*What needs to be done*: Your copy must hold every line of the records word for word. It must hold no pictures.

*Data under study*:
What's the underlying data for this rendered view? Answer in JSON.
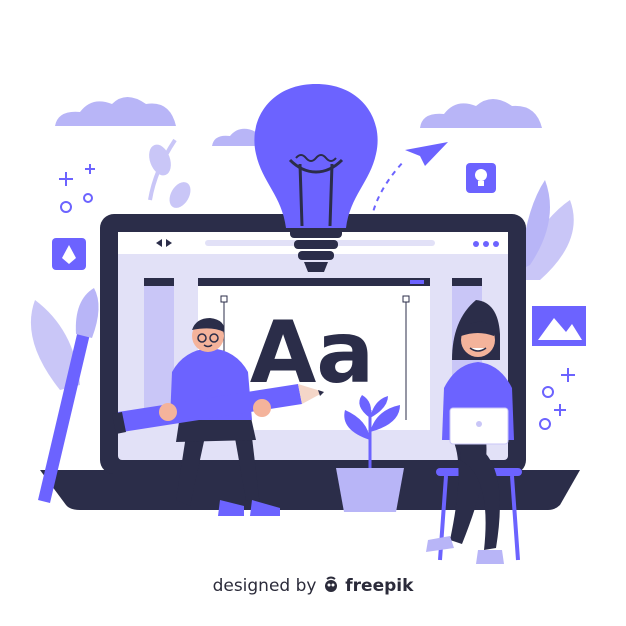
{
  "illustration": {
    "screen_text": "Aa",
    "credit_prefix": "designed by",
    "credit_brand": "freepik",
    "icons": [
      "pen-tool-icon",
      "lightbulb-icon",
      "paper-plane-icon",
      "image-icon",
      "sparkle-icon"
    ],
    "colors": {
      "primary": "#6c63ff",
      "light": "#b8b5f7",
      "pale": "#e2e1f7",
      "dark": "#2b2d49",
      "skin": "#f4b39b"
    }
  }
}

*Solution to this exercise*:
What's the underlying data for this rendered view? Answer in JSON.
{
  "illustration": {
    "screen_text": "Aa",
    "credit_prefix": "designed by",
    "credit_brand": "freepik",
    "icons": [
      "pen-tool-icon",
      "lightbulb-icon",
      "paper-plane-icon",
      "image-icon",
      "sparkle-icon"
    ],
    "colors": {
      "primary": "#6c63ff",
      "light": "#b8b5f7",
      "pale": "#e2e1f7",
      "dark": "#2b2d49",
      "skin": "#f4b39b"
    }
  }
}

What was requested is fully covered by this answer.